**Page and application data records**

━━━━━━

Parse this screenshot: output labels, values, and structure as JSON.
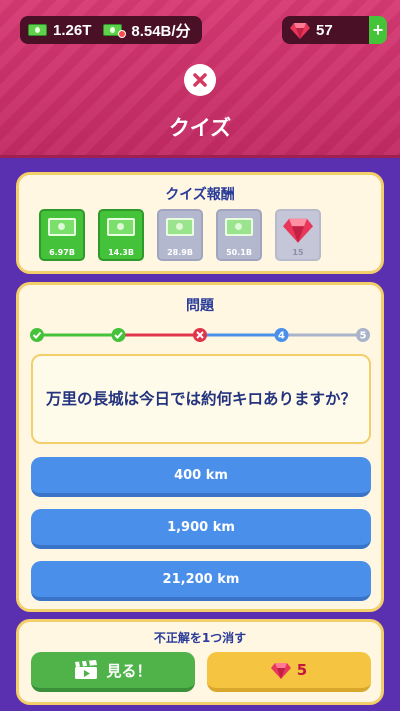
{
  "header": {
    "cash_total": "1.26T",
    "cash_rate": "8.54B/分",
    "gems": "57",
    "plus": "+",
    "title": "クイズ"
  },
  "rewards": {
    "title": "クイズ報酬",
    "items": [
      {
        "label": "6.97B",
        "kind": "cash",
        "state": "earned"
      },
      {
        "label": "14.3B",
        "kind": "cash",
        "state": "earned"
      },
      {
        "label": "28.9B",
        "kind": "cash",
        "state": "locked"
      },
      {
        "label": "50.1B",
        "kind": "cash",
        "state": "locked"
      },
      {
        "label": "15",
        "kind": "gem",
        "state": "locked"
      }
    ]
  },
  "quiz": {
    "title": "問題",
    "progress": [
      {
        "state": "correct"
      },
      {
        "state": "correct"
      },
      {
        "state": "wrong"
      },
      {
        "state": "current",
        "label": "4"
      },
      {
        "state": "pending",
        "label": "5"
      }
    ],
    "question": "万里の長城は今日では約何キロありますか？",
    "answers": [
      "400 km",
      "1,900 km",
      "21,200 km"
    ]
  },
  "hint": {
    "title": "不正解を1つ消す",
    "watch_label": "見る！",
    "gem_cost": "5"
  },
  "colors": {
    "header": "#d63a73",
    "background": "#5a2fb0",
    "card": "#fff7e2",
    "answer": "#4a90ea",
    "correct": "#44c23a",
    "wrong": "#e0344a",
    "current": "#4a90ea",
    "pending": "#a9b3c9"
  }
}
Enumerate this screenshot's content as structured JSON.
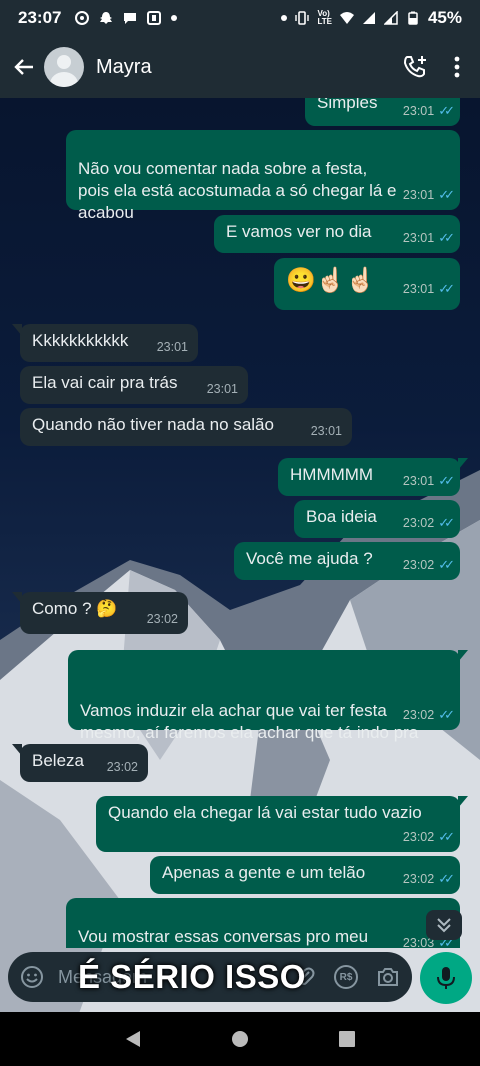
{
  "status_bar": {
    "time": "23:07",
    "battery": "45%"
  },
  "header": {
    "contact_name": "Mayra",
    "icons": [
      "back-arrow-icon",
      "add-call-icon",
      "more-vert-icon"
    ]
  },
  "messages": [
    {
      "dir": "out",
      "text": "Simples",
      "time": "23:01"
    },
    {
      "dir": "out",
      "text": "Não vou comentar nada sobre a festa,\npois ela está acostumada a só chegar lá e\nacabou",
      "time": "23:01"
    },
    {
      "dir": "out",
      "text": "E vamos ver no dia",
      "time": "23:01"
    },
    {
      "dir": "out",
      "text": "😀☝🏻☝🏻",
      "time": "23:01"
    },
    {
      "dir": "in",
      "text": "Kkkkkkkkkkk",
      "time": "23:01"
    },
    {
      "dir": "in",
      "text": "Ela vai cair pra trás",
      "time": "23:01"
    },
    {
      "dir": "in",
      "text": "Quando não tiver nada no salão",
      "time": "23:01"
    },
    {
      "dir": "out",
      "text": "HMMMMM",
      "time": "23:01"
    },
    {
      "dir": "out",
      "text": "Boa ideia",
      "time": "23:02"
    },
    {
      "dir": "out",
      "text": "Você me ajuda ?",
      "time": "23:02"
    },
    {
      "dir": "in",
      "text": "Como ? 🤔",
      "time": "23:02"
    },
    {
      "dir": "out",
      "text": "Vamos induzir ela achar que vai ter festa\nmesmo, aí faremos ela achar que tá indo pra\nfesta",
      "time": "23:02"
    },
    {
      "dir": "in",
      "text": "Beleza",
      "time": "23:02"
    },
    {
      "dir": "out",
      "text": "Quando ela chegar lá vai estar tudo vazio",
      "time": "23:02"
    },
    {
      "dir": "out",
      "text": "Apenas a gente e um telão",
      "time": "23:02"
    },
    {
      "dir": "out",
      "text": "Vou mostrar essas conversas pro meu\nmarido",
      "time": "23:03"
    }
  ],
  "input": {
    "placeholder": "Mensagem",
    "currency_icon_label": "R$"
  },
  "overlay_caption": "É SÉRIO ISSO",
  "colors": {
    "outgoing_bubble": "#005c4b",
    "incoming_bubble": "#1f2c34",
    "header": "#1f2c34",
    "read_ticks": "#53bdeb",
    "mic_button": "#00a884"
  }
}
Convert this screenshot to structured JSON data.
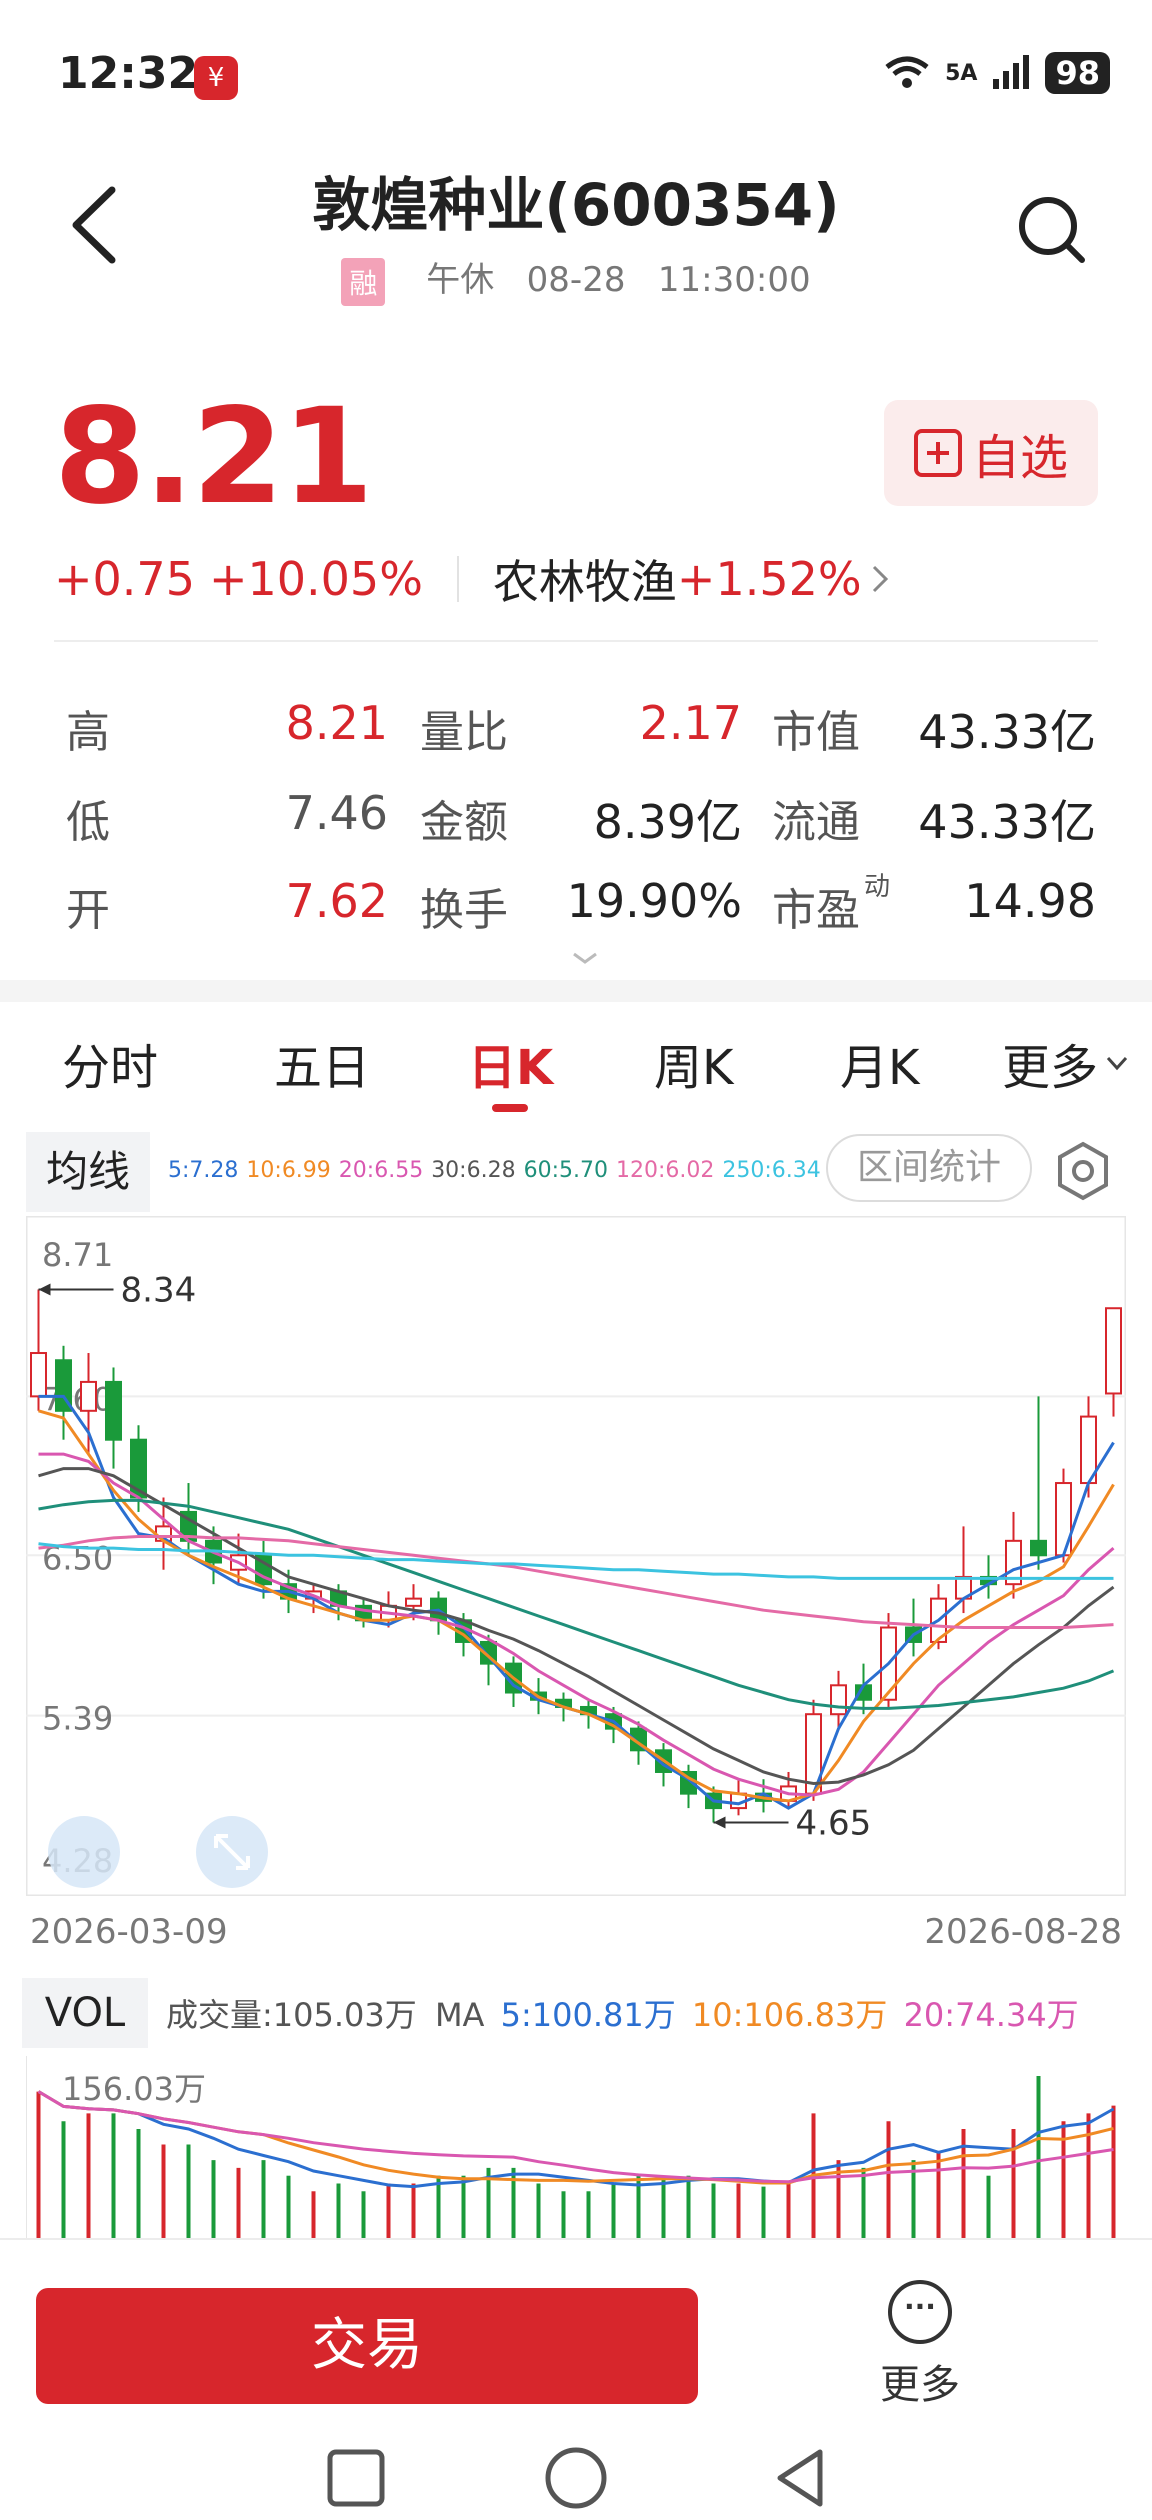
{
  "status_bar": {
    "time": "12:32",
    "network": "5A",
    "battery": "98"
  },
  "header": {
    "title": "敦煌种业(600354)",
    "margin_badge": "融",
    "session": "午休",
    "date": "08-28",
    "time": "11:30:00"
  },
  "quote": {
    "price": "8.21",
    "change": "+0.75",
    "change_pct": "+10.05%",
    "sector": "农林牧渔",
    "sector_change": "+1.52%",
    "watch_label": "自选",
    "grid": [
      [
        {
          "label": "高",
          "value": "8.21",
          "color": "red"
        },
        {
          "label": "量比",
          "value": "2.17",
          "color": "red"
        },
        {
          "label": "市值",
          "value": "43.33亿",
          "color": "black"
        }
      ],
      [
        {
          "label": "低",
          "value": "7.46",
          "color": "gray"
        },
        {
          "label": "金额",
          "value": "8.39亿",
          "color": "black"
        },
        {
          "label": "流通",
          "value": "43.33亿",
          "color": "black"
        }
      ],
      [
        {
          "label": "开",
          "value": "7.62",
          "color": "red"
        },
        {
          "label": "换手",
          "value": "19.90%",
          "color": "black"
        },
        {
          "label": "市盈",
          "sup": "动",
          "value": "14.98",
          "color": "black"
        }
      ]
    ]
  },
  "tabs": [
    "分时",
    "五日",
    "日K",
    "周K",
    "月K",
    "更多"
  ],
  "active_tab": "日K",
  "ma": {
    "label": "均线",
    "items": [
      {
        "text": "5:7.28",
        "color": "#2b6fd0"
      },
      {
        "text": "10:6.99",
        "color": "#f08a24"
      },
      {
        "text": "20:6.55",
        "color": "#d957b0"
      },
      {
        "text": "30:6.28",
        "color": "#555555"
      },
      {
        "text": "60:5.70",
        "color": "#1f8f7a"
      },
      {
        "text": "120:6.02",
        "color": "#e46aa6"
      },
      {
        "text": "250:6.34",
        "color": "#3cc3e0"
      }
    ],
    "range_stats_label": "区间统计"
  },
  "chart_data": {
    "type": "candlestick",
    "y_ticks": [
      "8.71",
      "7.60",
      "6.50",
      "5.39",
      "4.28"
    ],
    "ylim": [
      4.28,
      8.71
    ],
    "x_start": "2026-03-09",
    "x_end": "2026-08-28",
    "annotations": [
      {
        "label": "8.34",
        "kind": "high"
      },
      {
        "label": "4.65",
        "kind": "low"
      }
    ],
    "series": [
      {
        "name": "MA5",
        "color": "#2b6fd0",
        "values": [
          7.6,
          7.6,
          7.35,
          6.9,
          6.65,
          6.62,
          6.5,
          6.4,
          6.3,
          6.25,
          6.25,
          6.2,
          6.1,
          6.05,
          6.02,
          6.1,
          6.12,
          6.0,
          5.8,
          5.6,
          5.5,
          5.45,
          5.4,
          5.35,
          5.2,
          5.05,
          4.95,
          4.8,
          4.78,
          4.85,
          4.75,
          4.85,
          5.3,
          5.6,
          5.75,
          5.95,
          6.05,
          6.2,
          6.3,
          6.4,
          6.45,
          6.5,
          7.0,
          7.28
        ]
      },
      {
        "name": "MA10",
        "color": "#f08a24",
        "values": [
          7.5,
          7.45,
          7.2,
          6.95,
          6.75,
          6.6,
          6.5,
          6.42,
          6.35,
          6.28,
          6.2,
          6.15,
          6.1,
          6.05,
          6.05,
          6.08,
          6.05,
          5.95,
          5.8,
          5.65,
          5.52,
          5.45,
          5.4,
          5.32,
          5.2,
          5.08,
          4.96,
          4.87,
          4.85,
          4.82,
          4.8,
          4.85,
          5.08,
          5.35,
          5.55,
          5.75,
          5.92,
          6.05,
          6.15,
          6.25,
          6.32,
          6.42,
          6.7,
          6.99
        ]
      },
      {
        "name": "MA20",
        "color": "#d957b0",
        "values": [
          7.2,
          7.2,
          7.15,
          7.0,
          6.9,
          6.75,
          6.6,
          6.52,
          6.45,
          6.35,
          6.28,
          6.22,
          6.15,
          6.12,
          6.1,
          6.08,
          6.05,
          6.0,
          5.92,
          5.82,
          5.7,
          5.6,
          5.5,
          5.42,
          5.33,
          5.22,
          5.12,
          5.02,
          4.95,
          4.9,
          4.85,
          4.84,
          4.88,
          5.0,
          5.2,
          5.4,
          5.6,
          5.75,
          5.9,
          6.02,
          6.12,
          6.22,
          6.4,
          6.55
        ]
      },
      {
        "name": "MA30",
        "color": "#555555",
        "values": [
          7.05,
          7.1,
          7.1,
          7.05,
          6.95,
          6.85,
          6.75,
          6.65,
          6.55,
          6.45,
          6.35,
          6.3,
          6.25,
          6.2,
          6.15,
          6.12,
          6.1,
          6.05,
          5.98,
          5.92,
          5.84,
          5.75,
          5.66,
          5.56,
          5.46,
          5.36,
          5.26,
          5.16,
          5.08,
          5.0,
          4.95,
          4.92,
          4.93,
          4.98,
          5.05,
          5.15,
          5.3,
          5.45,
          5.6,
          5.75,
          5.88,
          6.0,
          6.15,
          6.28
        ]
      },
      {
        "name": "MA60",
        "color": "#1f8f7a",
        "values": [
          6.82,
          6.85,
          6.87,
          6.88,
          6.88,
          6.86,
          6.84,
          6.8,
          6.76,
          6.72,
          6.68,
          6.62,
          6.56,
          6.5,
          6.44,
          6.38,
          6.32,
          6.26,
          6.2,
          6.14,
          6.08,
          6.02,
          5.96,
          5.9,
          5.84,
          5.78,
          5.72,
          5.66,
          5.6,
          5.55,
          5.5,
          5.47,
          5.45,
          5.44,
          5.44,
          5.45,
          5.46,
          5.48,
          5.5,
          5.52,
          5.55,
          5.58,
          5.63,
          5.7
        ]
      },
      {
        "name": "MA120",
        "color": "#e46aa6",
        "values": [
          6.55,
          6.57,
          6.6,
          6.62,
          6.63,
          6.63,
          6.63,
          6.62,
          6.62,
          6.61,
          6.6,
          6.58,
          6.56,
          6.54,
          6.52,
          6.5,
          6.48,
          6.46,
          6.44,
          6.42,
          6.39,
          6.36,
          6.33,
          6.3,
          6.27,
          6.24,
          6.21,
          6.18,
          6.15,
          6.12,
          6.1,
          6.08,
          6.06,
          6.04,
          6.03,
          6.02,
          6.01,
          6.0,
          6.0,
          6.0,
          6.0,
          6.0,
          6.01,
          6.02
        ]
      },
      {
        "name": "MA250",
        "color": "#3cc3e0",
        "values": [
          6.58,
          6.56,
          6.55,
          6.55,
          6.54,
          6.54,
          6.53,
          6.53,
          6.52,
          6.51,
          6.5,
          6.5,
          6.49,
          6.48,
          6.47,
          6.47,
          6.46,
          6.45,
          6.44,
          6.44,
          6.43,
          6.42,
          6.41,
          6.4,
          6.4,
          6.39,
          6.38,
          6.37,
          6.37,
          6.36,
          6.35,
          6.35,
          6.34,
          6.34,
          6.34,
          6.34,
          6.34,
          6.34,
          6.34,
          6.34,
          6.34,
          6.34,
          6.34,
          6.34
        ]
      }
    ],
    "candles": [
      [
        7.6,
        7.9,
        8.34,
        7.5
      ],
      [
        7.85,
        7.5,
        7.95,
        7.3
      ],
      [
        7.5,
        7.7,
        7.9,
        7.2
      ],
      [
        7.7,
        7.3,
        7.8,
        7.1
      ],
      [
        7.3,
        6.9,
        7.4,
        6.8
      ],
      [
        6.6,
        6.7,
        6.9,
        6.4
      ],
      [
        6.8,
        6.6,
        7.0,
        6.5
      ],
      [
        6.6,
        6.45,
        6.7,
        6.3
      ],
      [
        6.4,
        6.5,
        6.65,
        6.3
      ],
      [
        6.5,
        6.3,
        6.6,
        6.2
      ],
      [
        6.3,
        6.2,
        6.4,
        6.1
      ],
      [
        6.2,
        6.25,
        6.3,
        6.1
      ],
      [
        6.25,
        6.15,
        6.3,
        6.05
      ],
      [
        6.15,
        6.05,
        6.2,
        6.0
      ],
      [
        6.05,
        6.15,
        6.25,
        6.0
      ],
      [
        6.15,
        6.2,
        6.3,
        6.05
      ],
      [
        6.2,
        6.05,
        6.25,
        5.95
      ],
      [
        6.05,
        5.9,
        6.1,
        5.8
      ],
      [
        5.9,
        5.75,
        5.95,
        5.6
      ],
      [
        5.75,
        5.55,
        5.8,
        5.45
      ],
      [
        5.55,
        5.5,
        5.65,
        5.4
      ],
      [
        5.5,
        5.45,
        5.55,
        5.35
      ],
      [
        5.45,
        5.4,
        5.5,
        5.3
      ],
      [
        5.4,
        5.3,
        5.45,
        5.2
      ],
      [
        5.3,
        5.15,
        5.35,
        5.05
      ],
      [
        5.15,
        5.0,
        5.2,
        4.9
      ],
      [
        5.0,
        4.85,
        5.05,
        4.75
      ],
      [
        4.85,
        4.75,
        4.9,
        4.65
      ],
      [
        4.75,
        4.85,
        4.95,
        4.7
      ],
      [
        4.85,
        4.8,
        4.95,
        4.72
      ],
      [
        4.8,
        4.9,
        5.0,
        4.75
      ],
      [
        4.85,
        5.4,
        5.5,
        4.8
      ],
      [
        5.4,
        5.6,
        5.7,
        5.3
      ],
      [
        5.6,
        5.5,
        5.75,
        5.4
      ],
      [
        5.5,
        6.0,
        6.1,
        5.45
      ],
      [
        6.0,
        5.9,
        6.2,
        5.8
      ],
      [
        5.9,
        6.2,
        6.3,
        5.85
      ],
      [
        6.2,
        6.35,
        6.7,
        6.1
      ],
      [
        6.35,
        6.3,
        6.5,
        6.2
      ],
      [
        6.3,
        6.6,
        6.8,
        6.2
      ],
      [
        6.6,
        6.5,
        7.6,
        6.4
      ],
      [
        6.5,
        7.0,
        7.1,
        6.45
      ],
      [
        7.0,
        7.46,
        7.6,
        6.9
      ],
      [
        7.62,
        8.21,
        8.21,
        7.46
      ]
    ]
  },
  "vol": {
    "label": "VOL",
    "text": "成交量:105.03万",
    "ma_label": "MA",
    "ma5": "5:100.81万",
    "ma10": "10:106.83万",
    "ma20": "20:74.34万",
    "max_label": "156.03万",
    "colors": {
      "ma5": "#2b6fd0",
      "ma10": "#f08a24",
      "ma20": "#d957b0"
    }
  },
  "bottom": {
    "trade_label": "交易",
    "more_label": "更多"
  },
  "colors": {
    "up": "#d7262c",
    "down": "#1a9a3a"
  }
}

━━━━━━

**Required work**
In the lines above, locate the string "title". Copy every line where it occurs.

**Answer to the problem**
    "title": "クイズ"
    "title": "クイズ報酬",
    "title": "問題",
    "title": "不正解を1つ消す",
    "title": "敦煌种业(600354)",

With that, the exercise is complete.